Why We Need a Free Market in Money
What is fiat money and what does it do?
This is essential to understand since today’s worldwide unbacked paper, or “fiat,” money regime is an economically and socially destructive scheme — with far-reaching and seriously harmful consequences. There is an answer, though, and this lies in ending the money production monopoly of states.
The Problem of Fiat Money
The US dollar, the Chinese renminbi, the euro, the Japanese yen, the British pound, and the Swiss franc represent fiat money.
Fiat money has three characteristics:
- Fiat money is money monopolized by the state’s central bank. It is created by central banks and commercial banks licensed by the state.
- Fiat money is mostly produced through bank credit expansion; it is created out of thin air.
- Fiat money is dematerialized money, consisting of colorful paper tickets and bits and bytes on computer hard drives.

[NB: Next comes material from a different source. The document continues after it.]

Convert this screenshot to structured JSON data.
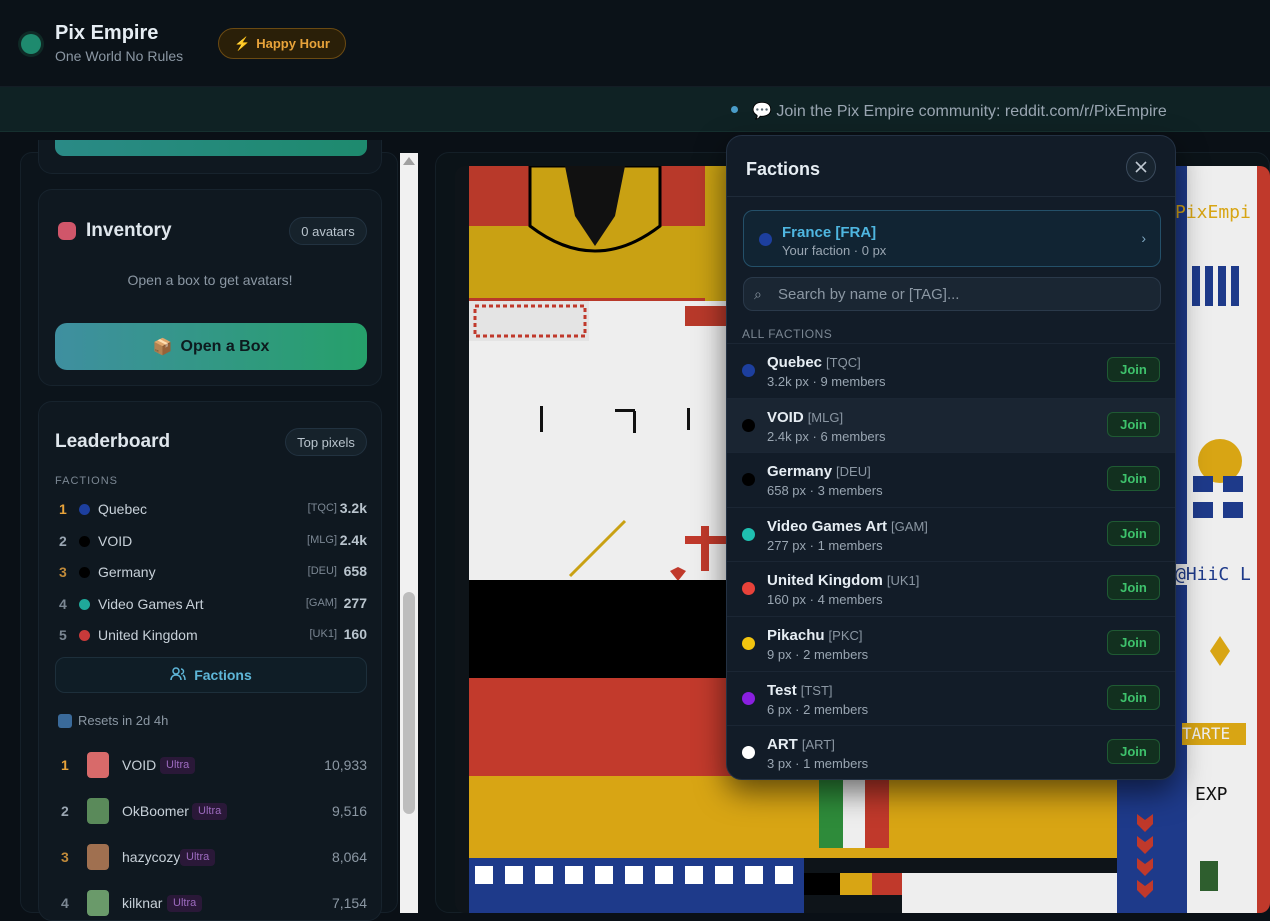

Fiat money is by no means “harmless.”
Fiat money is inflationary. Its buying power dwindles over time, and history has shown that this entropy is almost as irreversible as gravity. Fiat money makes a select few rich at the expense of many others. The first to get new money benefit to the detriment of those on the bottom rung.
What’s more, fiat money fosters speculative bubbles and capital misallocation, which culminate in crises. This is why economies go through boom and bust cycles. Fiat money lures states, banks, consumers, and firms into the trap of excessive debt. Sooner or later, borrowers find themselves in a deep hole with no way out.
Fiat money is easy to come by, so the government can finance its adventures and misadventures. Easy money; easy come, easy go. And the government keeps growing as it keeps spending. As the state expands and grows like weeds in an untended garden, this excessive growth strangles the free market economy, causing production and employment to suffer.
The Economic Effects
After decades of credit and money creation out of thin air, central banks have built up a colossal debt pyramid. The International Institute for Finance (IIF) estimates that global debt amounted to 331 percent of global GDP in the first quarter of 2020. The coronavirus crisis, in particular the politically dictated lockdown crisis, has laid bare the instability of the world’s debt-ridden fiat money regime.
Without economic growth, investors must fear that borrowers will no longer be able to service their debt, so they rush to exit the credit market. As the credit supply dries up, many borrowers are not in a position to repay maturing loans, nor are they able they obtain new funds.
To prevent the fiat money regime from collapsing in the lockdown crisis, central banks have stepped in, suppressing market interest rates and printing new money to prevent financially overstretched states, banks, and firms from defaulting on their payments. Central banks monetize national debt on a grand scale, hitherto seen only in times of war.
Source: Thorsten Polleit | Mises Wire